More than 90 percent of the global population lives in areas where air pollution exceeds levels that are deemed as being safe by the World Health Organization.
The experts reviewed current research on the potential relationships among pollution, respiratory viruses, and health disparities. In a commentary published by the American Thoracic Society, the researchers discuss various ways that the pandemic has highlighted an urgent need to address the global issue of air pollution.
“A multitude of studies show that exposure to higher long-term ambient air pollution is associated with both increased risk of infection and death from COVID-19,” said study co-author Dr. Stephen Andrew Mein.
“Historically, air pollution has been linked with worse health outcomes, including higher mortality, due to other respiratory viruses like influenza. Now, new research on COVID-19 adds further evidence of the adverse effects of ambient air pollution and the urgent need to ad-dress the public health crisis of pollution.”
In one particular study that was reviewed by Dr. Mein and colleagues, researchers at the Harvard T.H. Chan School of Public Health found that each small increase in exposure to long-term fine particle pollution (PM2.5) was associated with an eight percent increase in mortality during the pandemic.
The results of another study suggest that air pollution has contributed 15 percent to COVID-19 mortality worldwide.
“The studies we reviewed evaluated whether long-term, ambient air pollution exposure that occurred years prior to the pandemic was associated with worse COVID-19 outcomes,” said Dr. Mein.
The exact mechanisms of the link between long-term pollution and poor COVID-19 outcomes are not fully understood. One explanation could be that exposure to air pollution impairs the immune system over time, leading to increased susceptibility to viruses as well as more severe viral infections.
The study authors noted that improved air quality during the pandemic may have reduced illness and mortality from non-communicable diseases, but further investigation is needed.
“Research evaluating associations between the dramatic reduction in ambient air pollution during global lock-downs and health care utilization for respiratory conditions would further confirm the impact of ambient air pollution on non-communicable diseases and the need to reduce air pollution to improve overall health,” said study senior author Dr. Mary Rice.

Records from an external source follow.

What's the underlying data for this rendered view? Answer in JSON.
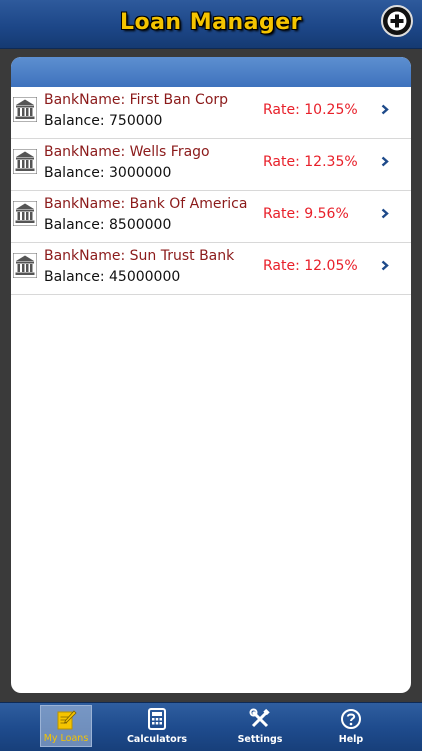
{
  "header": {
    "title": "Loan Manager",
    "add_icon": "plus-circle-icon"
  },
  "loans": [
    {
      "bank": "BankName: First Ban Corp",
      "balance": "Balance: 750000",
      "rate": "Rate: 10.25%"
    },
    {
      "bank": "BankName: Wells Frago",
      "balance": "Balance: 3000000",
      "rate": "Rate: 12.35%"
    },
    {
      "bank": "BankName: Bank Of America",
      "balance": "Balance: 8500000",
      "rate": "Rate: 9.56%"
    },
    {
      "bank": "BankName: Sun Trust Bank",
      "balance": "Balance: 45000000",
      "rate": "Rate: 12.05%"
    }
  ],
  "tabs": [
    {
      "label": "My Loans",
      "icon": "notepad-pencil-icon",
      "active": true
    },
    {
      "label": "Calculators",
      "icon": "calculator-icon",
      "active": false
    },
    {
      "label": "Settings",
      "icon": "tools-icon",
      "active": false
    },
    {
      "label": "Help",
      "icon": "help-circle-icon",
      "active": false
    }
  ],
  "colors": {
    "title": "#f5c400",
    "bank_name": "#8b1a1a",
    "rate": "#e8202a",
    "nav_blue": "#1d4788"
  }
}
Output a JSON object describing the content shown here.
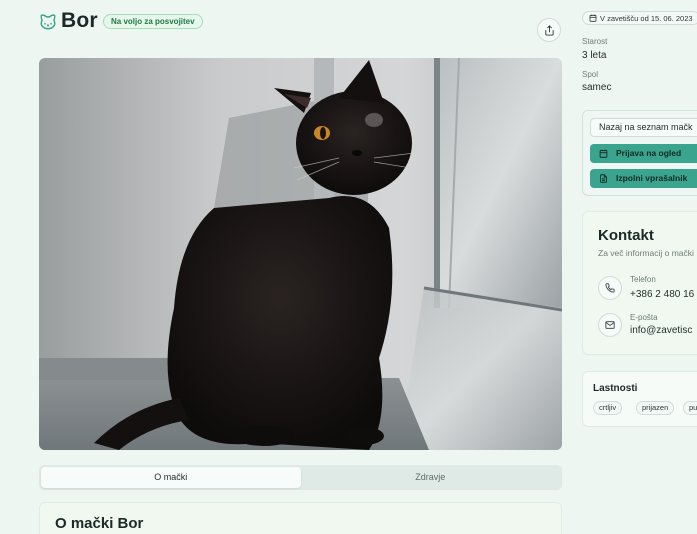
{
  "header": {
    "name": "Bor",
    "status_badge": "Na voljo za posvojitev"
  },
  "tabs": [
    {
      "label": "O mački",
      "active": true
    },
    {
      "label": "Zdravje",
      "active": false
    }
  ],
  "about": {
    "title": "O mački Bor"
  },
  "sidebar": {
    "shelter_date": "V zavetišču od 15. 06. 2023",
    "age_label": "Starost",
    "age_value": "3 leta",
    "sex_label": "Spol",
    "sex_value": "samec",
    "back_button": "Nazaj na seznam mačk",
    "visit_button": "Prijava na ogled",
    "form_button": "Izpolni vprašalnik",
    "contact": {
      "title": "Kontakt",
      "subtitle": "Za več informacij o mački",
      "phone_label": "Telefon",
      "phone_value": "+386 2 480 16",
      "email_label": "E-pošta",
      "email_value": "info@zavetisc"
    },
    "traits": {
      "title": "Lastnosti",
      "items": [
        "crtljiv",
        "prijazen",
        "pu"
      ]
    }
  },
  "colors": {
    "background": "#eef6f2",
    "accent": "#3aa48e",
    "badge_green": "#1f7a46"
  }
}
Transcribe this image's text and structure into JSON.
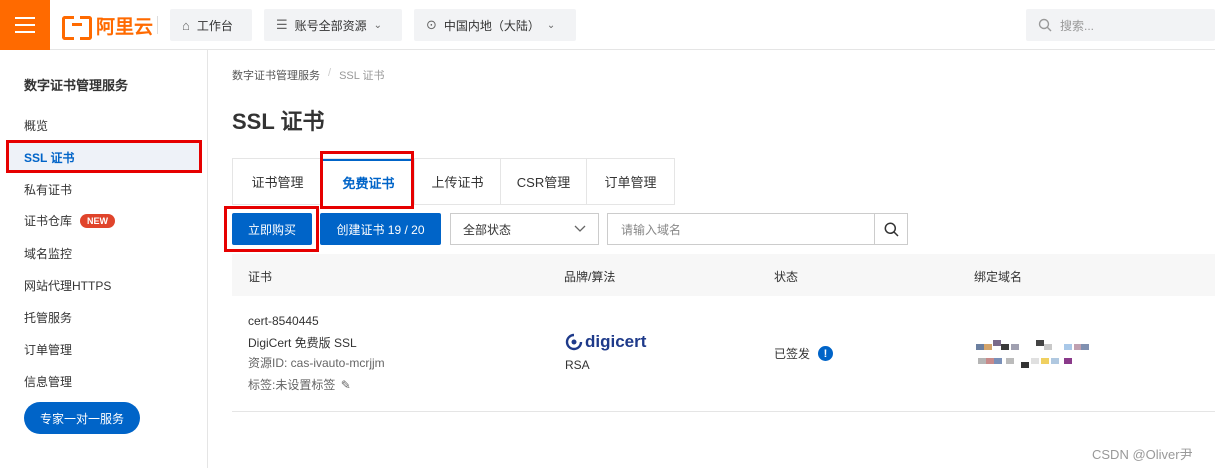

“While the primary association between air pollution and COVID-19 outcomes has been generally consistent, there is still much research to be done.”
“In particular, there is a need for studies that adjust for individual-level risk factors, since cur-rent studies have been restricted to county or municipal-level exposure and outcome data. Research is also needed to evaluate whether air pollution contributes to the stark differences in COVID-19 outcomes among communities of color.”
Inequalities in residential and occupational air pollution exposure may be one of the causes of the stark disparities of the COVID-19 pandemic along racial and ethnic lines. This is because ethnically diverse communities are more likely to live and work in areas closer to industrial pollution.
“The COVID-19 pandemic has highlighted the widespread health consequences of ambient air pollution, including acute effects on respiratory immune defenses and chronic effects that lead to higher risk of chronic cardiopulmonary disease and acute respiratory distress syndrome (ARDS),” said Dr. Mein.
“These chronic health effects likely explain the higher COVID-19 mortality among those exposed to more air pollution. The pandemic has also provided a glimpse into the health benefits of cleaner air.”
“COVID-19 is a wakeup call for the need to adopt stricter air quality standards and end our tolerance for pollution in disadvantaged neighborhoods. As part of our post-COVID-19 recovery, we must clean up the air to improve respiratory health and equality worldwide.”
The study is published in the journal Annals of the American Thoracic Society.